AIM OF THE EXERCISE →
The response should consist of every line below, unchanged.

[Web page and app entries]
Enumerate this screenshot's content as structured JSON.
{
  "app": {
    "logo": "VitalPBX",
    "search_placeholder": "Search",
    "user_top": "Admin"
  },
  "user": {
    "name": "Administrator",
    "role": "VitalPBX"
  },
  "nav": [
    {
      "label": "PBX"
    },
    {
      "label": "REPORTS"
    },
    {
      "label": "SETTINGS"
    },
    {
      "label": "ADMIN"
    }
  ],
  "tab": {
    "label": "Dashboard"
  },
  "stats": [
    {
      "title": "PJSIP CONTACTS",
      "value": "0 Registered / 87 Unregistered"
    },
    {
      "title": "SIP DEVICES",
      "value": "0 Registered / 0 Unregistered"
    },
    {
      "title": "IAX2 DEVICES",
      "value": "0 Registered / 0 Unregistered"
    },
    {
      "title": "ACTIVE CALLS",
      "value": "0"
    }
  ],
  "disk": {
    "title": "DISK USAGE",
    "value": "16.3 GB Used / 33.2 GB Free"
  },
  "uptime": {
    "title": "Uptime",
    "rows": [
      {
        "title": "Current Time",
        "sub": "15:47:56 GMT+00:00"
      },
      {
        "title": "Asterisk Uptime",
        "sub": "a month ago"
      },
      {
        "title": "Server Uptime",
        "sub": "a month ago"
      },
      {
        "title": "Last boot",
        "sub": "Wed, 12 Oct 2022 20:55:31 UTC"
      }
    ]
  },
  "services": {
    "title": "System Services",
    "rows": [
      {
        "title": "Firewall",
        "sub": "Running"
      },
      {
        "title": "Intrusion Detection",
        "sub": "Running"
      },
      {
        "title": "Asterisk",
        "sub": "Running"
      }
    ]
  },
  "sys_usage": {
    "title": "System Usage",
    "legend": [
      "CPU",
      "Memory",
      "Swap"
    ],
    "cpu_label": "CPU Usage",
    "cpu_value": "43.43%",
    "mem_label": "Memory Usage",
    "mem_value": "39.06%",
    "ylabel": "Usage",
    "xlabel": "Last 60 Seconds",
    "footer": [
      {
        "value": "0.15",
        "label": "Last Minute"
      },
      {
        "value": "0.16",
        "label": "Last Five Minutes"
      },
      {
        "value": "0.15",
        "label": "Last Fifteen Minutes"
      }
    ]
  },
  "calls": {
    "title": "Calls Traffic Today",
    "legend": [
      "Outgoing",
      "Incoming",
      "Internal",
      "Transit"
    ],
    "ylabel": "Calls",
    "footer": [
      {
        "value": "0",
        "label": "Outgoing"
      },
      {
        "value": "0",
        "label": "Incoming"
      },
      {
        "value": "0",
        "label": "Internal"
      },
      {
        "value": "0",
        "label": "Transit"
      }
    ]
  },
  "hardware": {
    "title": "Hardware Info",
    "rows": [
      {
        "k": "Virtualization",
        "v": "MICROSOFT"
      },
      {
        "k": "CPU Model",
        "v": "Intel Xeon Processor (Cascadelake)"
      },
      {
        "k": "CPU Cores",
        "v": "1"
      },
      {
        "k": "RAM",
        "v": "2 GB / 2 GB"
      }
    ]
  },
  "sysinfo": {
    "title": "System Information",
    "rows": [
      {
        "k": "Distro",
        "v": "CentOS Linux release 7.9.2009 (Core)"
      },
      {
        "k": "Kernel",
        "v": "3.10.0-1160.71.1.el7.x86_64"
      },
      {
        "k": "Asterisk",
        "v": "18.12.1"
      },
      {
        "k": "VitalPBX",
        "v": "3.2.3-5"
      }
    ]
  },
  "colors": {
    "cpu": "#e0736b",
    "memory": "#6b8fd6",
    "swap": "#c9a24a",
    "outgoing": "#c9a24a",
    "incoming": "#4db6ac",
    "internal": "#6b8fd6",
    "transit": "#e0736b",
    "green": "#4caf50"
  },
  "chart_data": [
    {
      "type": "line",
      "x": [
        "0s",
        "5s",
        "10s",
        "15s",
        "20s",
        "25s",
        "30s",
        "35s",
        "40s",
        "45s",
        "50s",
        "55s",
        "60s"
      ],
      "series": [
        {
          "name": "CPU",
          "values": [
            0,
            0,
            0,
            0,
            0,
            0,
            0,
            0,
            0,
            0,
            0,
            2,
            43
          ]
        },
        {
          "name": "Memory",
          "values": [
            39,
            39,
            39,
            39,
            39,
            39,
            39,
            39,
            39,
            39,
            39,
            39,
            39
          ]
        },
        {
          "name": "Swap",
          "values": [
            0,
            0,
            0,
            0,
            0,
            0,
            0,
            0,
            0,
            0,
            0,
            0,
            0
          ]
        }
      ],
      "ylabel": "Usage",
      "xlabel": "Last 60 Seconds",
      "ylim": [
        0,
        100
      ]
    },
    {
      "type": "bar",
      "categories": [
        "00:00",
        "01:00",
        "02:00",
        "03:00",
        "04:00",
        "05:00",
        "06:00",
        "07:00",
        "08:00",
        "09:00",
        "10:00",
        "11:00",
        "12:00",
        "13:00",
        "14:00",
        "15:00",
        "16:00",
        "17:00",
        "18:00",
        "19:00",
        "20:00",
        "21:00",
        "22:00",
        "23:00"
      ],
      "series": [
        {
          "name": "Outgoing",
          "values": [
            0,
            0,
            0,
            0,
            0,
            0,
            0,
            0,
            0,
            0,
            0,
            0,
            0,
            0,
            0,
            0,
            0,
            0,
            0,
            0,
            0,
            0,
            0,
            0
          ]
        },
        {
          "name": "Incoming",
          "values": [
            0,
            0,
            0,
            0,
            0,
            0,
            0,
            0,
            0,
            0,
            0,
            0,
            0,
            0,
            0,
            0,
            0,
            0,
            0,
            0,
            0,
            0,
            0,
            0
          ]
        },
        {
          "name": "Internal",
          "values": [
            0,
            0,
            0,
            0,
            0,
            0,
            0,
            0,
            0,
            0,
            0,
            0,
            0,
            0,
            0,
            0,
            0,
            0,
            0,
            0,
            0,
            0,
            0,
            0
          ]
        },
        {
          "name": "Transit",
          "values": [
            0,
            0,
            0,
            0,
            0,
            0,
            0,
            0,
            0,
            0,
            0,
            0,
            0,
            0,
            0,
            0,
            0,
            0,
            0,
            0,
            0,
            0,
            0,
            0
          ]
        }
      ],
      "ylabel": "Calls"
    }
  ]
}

TASK OUTPUT →
Enumerate this screenshot's content as structured JSON.
{
  "app": {
    "logo": "VitalPBX",
    "search_placeholder": "Search",
    "user_top": "Admin"
  },
  "user": {
    "name": "Administrator",
    "role": "VitalPBX"
  },
  "nav": [
    {
      "label": "PBX"
    },
    {
      "label": "REPORTS"
    },
    {
      "label": "SETTINGS"
    },
    {
      "label": "ADMIN"
    }
  ],
  "tab": {
    "label": "Dashboard"
  },
  "stats": [
    {
      "title": "PJSIP CONTACTS",
      "value": "0 Registered / 87 Unregistered"
    },
    {
      "title": "SIP DEVICES",
      "value": "0 Registered / 0 Unregistered"
    },
    {
      "title": "IAX2 DEVICES",
      "value": "0 Registered / 0 Unregistered"
    },
    {
      "title": "ACTIVE CALLS",
      "value": "0"
    }
  ],
  "disk": {
    "title": "DISK USAGE",
    "value": "16.3 GB Used / 33.2 GB Free"
  },
  "uptime": {
    "title": "Uptime",
    "rows": [
      {
        "title": "Current Time",
        "sub": "15:47:56 GMT+00:00"
      },
      {
        "title": "Asterisk Uptime",
        "sub": "a month ago"
      },
      {
        "title": "Server Uptime",
        "sub": "a month ago"
      },
      {
        "title": "Last boot",
        "sub": "Wed, 12 Oct 2022 20:55:31 UTC"
      }
    ]
  },
  "services": {
    "title": "System Services",
    "rows": [
      {
        "title": "Firewall",
        "sub": "Running"
      },
      {
        "title": "Intrusion Detection",
        "sub": "Running"
      },
      {
        "title": "Asterisk",
        "sub": "Running"
      }
    ]
  },
  "sys_usage": {
    "title": "System Usage",
    "legend": [
      "CPU",
      "Memory",
      "Swap"
    ],
    "cpu_label": "CPU Usage",
    "cpu_value": "43.43%",
    "mem_label": "Memory Usage",
    "mem_value": "39.06%",
    "ylabel": "Usage",
    "xlabel": "Last 60 Seconds",
    "footer": [
      {
        "value": "0.15",
        "label": "Last Minute"
      },
      {
        "value": "0.16",
        "label": "Last Five Minutes"
      },
      {
        "value": "0.15",
        "label": "Last Fifteen Minutes"
      }
    ]
  },
  "calls": {
    "title": "Calls Traffic Today",
    "legend": [
      "Outgoing",
      "Incoming",
      "Internal",
      "Transit"
    ],
    "ylabel": "Calls",
    "footer": [
      {
        "value": "0",
        "label": "Outgoing"
      },
      {
        "value": "0",
        "label": "Incoming"
      },
      {
        "value": "0",
        "label": "Internal"
      },
      {
        "value": "0",
        "label": "Transit"
      }
    ]
  },
  "hardware": {
    "title": "Hardware Info",
    "rows": [
      {
        "k": "Virtualization",
        "v": "MICROSOFT"
      },
      {
        "k": "CPU Model",
        "v": "Intel Xeon Processor (Cascadelake)"
      },
      {
        "k": "CPU Cores",
        "v": "1"
      },
      {
        "k": "RAM",
        "v": "2 GB / 2 GB"
      }
    ]
  },
  "sysinfo": {
    "title": "System Information",
    "rows": [
      {
        "k": "Distro",
        "v": "CentOS Linux release 7.9.2009 (Core)"
      },
      {
        "k": "Kernel",
        "v": "3.10.0-1160.71.1.el7.x86_64"
      },
      {
        "k": "Asterisk",
        "v": "18.12.1"
      },
      {
        "k": "VitalPBX",
        "v": "3.2.3-5"
      }
    ]
  },
  "colors": {
    "cpu": "#e0736b",
    "memory": "#6b8fd6",
    "swap": "#c9a24a",
    "outgoing": "#c9a24a",
    "incoming": "#4db6ac",
    "internal": "#6b8fd6",
    "transit": "#e0736b",
    "green": "#4caf50"
  },
  "chart_data": [
    {
      "type": "line",
      "x": [
        "0s",
        "5s",
        "10s",
        "15s",
        "20s",
        "25s",
        "30s",
        "35s",
        "40s",
        "45s",
        "50s",
        "55s",
        "60s"
      ],
      "series": [
        {
          "name": "CPU",
          "values": [
            0,
            0,
            0,
            0,
            0,
            0,
            0,
            0,
            0,
            0,
            0,
            2,
            43
          ]
        },
        {
          "name": "Memory",
          "values": [
            39,
            39,
            39,
            39,
            39,
            39,
            39,
            39,
            39,
            39,
            39,
            39,
            39
          ]
        },
        {
          "name": "Swap",
          "values": [
            0,
            0,
            0,
            0,
            0,
            0,
            0,
            0,
            0,
            0,
            0,
            0,
            0
          ]
        }
      ],
      "ylabel": "Usage",
      "xlabel": "Last 60 Seconds",
      "ylim": [
        0,
        100
      ]
    },
    {
      "type": "bar",
      "categories": [
        "00:00",
        "01:00",
        "02:00",
        "03:00",
        "04:00",
        "05:00",
        "06:00",
        "07:00",
        "08:00",
        "09:00",
        "10:00",
        "11:00",
        "12:00",
        "13:00",
        "14:00",
        "15:00",
        "16:00",
        "17:00",
        "18:00",
        "19:00",
        "20:00",
        "21:00",
        "22:00",
        "23:00"
      ],
      "series": [
        {
          "name": "Outgoing",
          "values": [
            0,
            0,
            0,
            0,
            0,
            0,
            0,
            0,
            0,
            0,
            0,
            0,
            0,
            0,
            0,
            0,
            0,
            0,
            0,
            0,
            0,
            0,
            0,
            0
          ]
        },
        {
          "name": "Incoming",
          "values": [
            0,
            0,
            0,
            0,
            0,
            0,
            0,
            0,
            0,
            0,
            0,
            0,
            0,
            0,
            0,
            0,
            0,
            0,
            0,
            0,
            0,
            0,
            0,
            0
          ]
        },
        {
          "name": "Internal",
          "values": [
            0,
            0,
            0,
            0,
            0,
            0,
            0,
            0,
            0,
            0,
            0,
            0,
            0,
            0,
            0,
            0,
            0,
            0,
            0,
            0,
            0,
            0,
            0,
            0
          ]
        },
        {
          "name": "Transit",
          "values": [
            0,
            0,
            0,
            0,
            0,
            0,
            0,
            0,
            0,
            0,
            0,
            0,
            0,
            0,
            0,
            0,
            0,
            0,
            0,
            0,
            0,
            0,
            0,
            0
          ]
        }
      ],
      "ylabel": "Calls"
    }
  ]
}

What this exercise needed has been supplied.